Why we should stop using condoms on bananas... And scientists advocate for a new, pleasure focused, sexual education

Photo by Charles Deluvio

Sex education in secondary school is often mainly about reproduction. It’s not rarely that young children cringe while their biology teacher, slightly clumsily, tries to put a condom over a banana. Recent research has shown that a different approach to sex education, which focuses more on pleasure, has many benefits and would even increase condom use among young people. After all, sex is supposed to be pleasurable, so why isn’t this the case in your average biology textbook?

What is the blog about?
  • Young people in the Netherlands are dissatisfied with the sex education they receive
  • Although sexual education is mainly focused on reproduction, 99% of the time people have sex for pleasure, not to produce children
  • Effective education requires a new focus: pro-pleasure

Sex is not just reproduction

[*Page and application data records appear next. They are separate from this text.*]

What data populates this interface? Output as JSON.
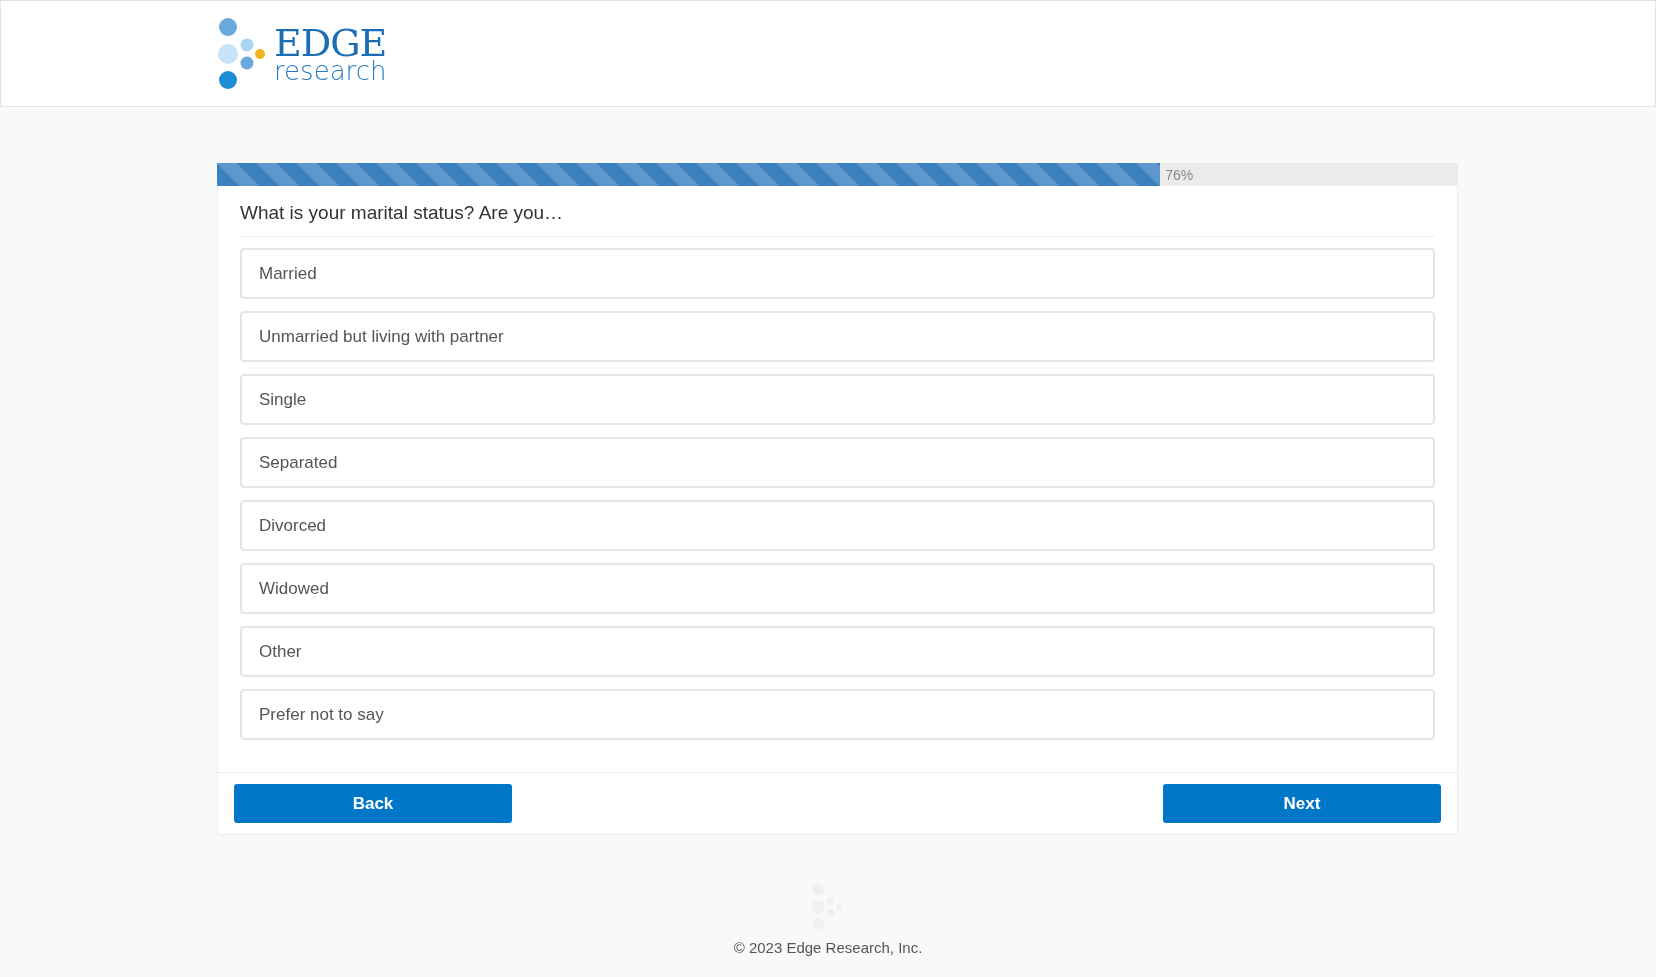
{
  "header": {
    "logo": {
      "word": "EDGE",
      "subword": "research"
    }
  },
  "progress": {
    "level": 0.76,
    "label": "76%"
  },
  "question": "What is your marital status? Are you…",
  "options": [
    {
      "label": "Married",
      "selected": false
    },
    {
      "label": "Unmarried but living with partner",
      "selected": false
    },
    {
      "label": "Single",
      "selected": false
    },
    {
      "label": "Separated",
      "selected": false
    },
    {
      "label": "Divorced",
      "selected": false
    },
    {
      "label": "Widowed",
      "selected": false
    },
    {
      "label": "Other",
      "selected": false
    },
    {
      "label": "Prefer not to say",
      "selected": false
    }
  ],
  "buttons": {
    "back": "Back",
    "next": "Next"
  },
  "footer": {
    "copyright": "© 2023 Edge Research, Inc."
  }
}
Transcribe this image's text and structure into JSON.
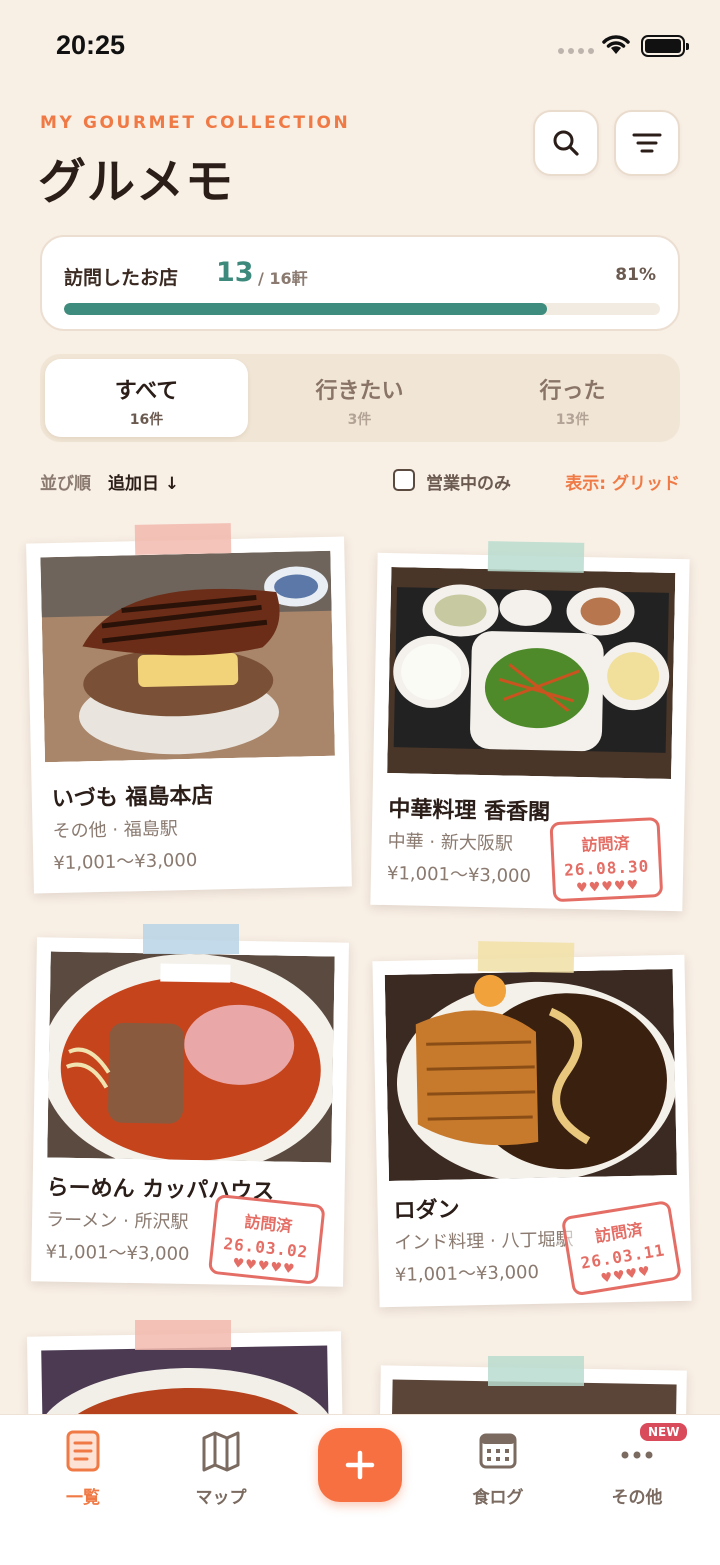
{
  "status": {
    "time": "20:25"
  },
  "header": {
    "subtitle": "MY GOURMET COLLECTION",
    "title": "グルメモ"
  },
  "progress": {
    "label": "訪問したお店",
    "count": "13",
    "total": "/ 16軒",
    "percent_text": "81%",
    "fraction": 0.81
  },
  "tabs": [
    {
      "label": "すべて",
      "count": "16件"
    },
    {
      "label": "行きたい",
      "count": "3件"
    },
    {
      "label": "行った",
      "count": "13件"
    }
  ],
  "filters": {
    "sort_label": "並び順",
    "sort_value": "追加日 ↓",
    "open_only": "営業中のみ",
    "view": "表示: グリッド"
  },
  "cards": [
    {
      "name": "いづも 福島本店",
      "meta": "その他 · 福島駅",
      "price": "¥1,001～¥3,000"
    },
    {
      "name": "中華料理 香香閣",
      "meta": "中華 · 新大阪駅",
      "price": "¥1,001～¥3,000",
      "stamp": {
        "label": "訪問済",
        "date": "26.08.30",
        "hearts": "♥♥♥♥♥"
      }
    },
    {
      "name": "らーめん カッパハウス",
      "meta": "ラーメン · 所沢駅",
      "price": "¥1,001～¥3,000",
      "stamp": {
        "label": "訪問済",
        "date": "26.03.02",
        "hearts": "♥♥♥♥♥"
      }
    },
    {
      "name": "ロダン",
      "meta": "インド料理 · 八丁堀駅",
      "price": "¥1,001～¥3,000",
      "stamp": {
        "label": "訪問済",
        "date": "26.03.11",
        "hearts": "♥♥♥♥"
      }
    }
  ],
  "nav": {
    "list": "一覧",
    "map": "マップ",
    "log": "食ログ",
    "more": "その他",
    "badge": "NEW"
  },
  "colors": {
    "accent": "#f07a45",
    "progress": "#3e8c7d",
    "stamp": "#e46e65",
    "background": "#f8efe5"
  }
}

The idea that sex is only for reproduction is outdated. Example given: the average heterosexual person is, roughly speaking, sexually active between the age of 20 and 80. Suppose that this person has an average of 100 times unprotected penetration sex per year. That's about 6,000 times sex in a lifetime. On average, it takes 60 sexual attempts to produce two children. A simple calculation (60: 6000) shows that sex for producing children fulfills no
less than 1% of all practiced sex. This leaves about 99% for sex that has no function other than pleasure. It's interesting that people have so much sex for their own pleasure - and maybe that of their partner’s - but biology class seems to focus only on sperms, eggs in the womb and fetal development.
Nobody is ever too young for sexual education.

Opponents state that starting sex education too early would encourage children to have sex at a young age. However, the opposite appears to be true: it’s never too early to start with sexual education, as long as it is tailored to the age of the child. It even has a very positive effect on their sexual development and resistance to unwanted sexual activities. “You actually teach them not to get in trouble, sexually,” says sexologist Ellen Laan.

Sexual equality must become the norm.

Where 90% of men orgasm from penetration sex, this percentage is 30% for women. Sex education focused on pleasure thus contributes to sexual equality, because there’s more room for other forms of sex than just penetration. Pupils themselves also indicated that the information provided in sexual education doesn’t cover enough subjects and should be given more frequently. As a result, they only rate their sex education with a 5.8.

 More pleasure, more safe choices.

 Sex education with a focus on pleasure, according to sexologists, contributes to the sexual autonomy of young people. For example, research shows that young people who evaluate their sex education positively and have a positive attitude towards sexuality are more likely to use condoms. After the #Metoo and Black lives matter-movement, it can be stated that a lot of social discussions have been sparked in the field of feminism, emancipation and inclusivity, but the development of sexual education seems to remain behind when it comes to modernizing sex education. In contrast, there are more and more forms of sex education that try to approach sex from a pleasurable side. "The sex sisters" try to make sex more discussable via Youtube, #kutvoorlichting tries to provide information in a pleasant way and sexologist Goedele Liekens makes Youtube videos to provide sexual education in an accessible way.

A new approach is needed.

Sexual approach with a pro-pleasure focus is badly needed. This to offer young people the tools to develop their sexuality in a pleasant way, to make sex education less heterogeneous and cis-normative and to encourage young people to practice safe sex. While there are already many movements that take a pro-pleasure approach to sex education, there is still a long way to go. For example, opponents state that young people are too young for sex education or the urgency of learning about pleasure or pleasure is not recognized. Studies show that the focus on pleasure in sex education has positive effects in many different areas, even resulting in more safe sex for young people. In conclusion, comprehensive and pleasurable sex education is essential for anyone who is, has been, or is going to be sexually active.

Want to know more? This article is based on:

  • #Kutvoorlichting – Youtube serie
  • Sekszusjes TV – Youtube serie
  • Sex by Numbers, David Spiegelhalter
  • Seks! Een leven lang leren, Rik van Lunsen en Ellen Laan
  • Ik & Seks, Belle Barbé
  • BBC News: Many parents 'oppose school sex education for children', 5 mei 2011
  • De Volkskrant: Met seksuele voorlichting kun je niet vroeg genoeg beginnen, 15 maart 2016
  • Seks onder je 25e, gepubliceerd door seksueel kenniscentrum Rutgers en Soa Aids Nederland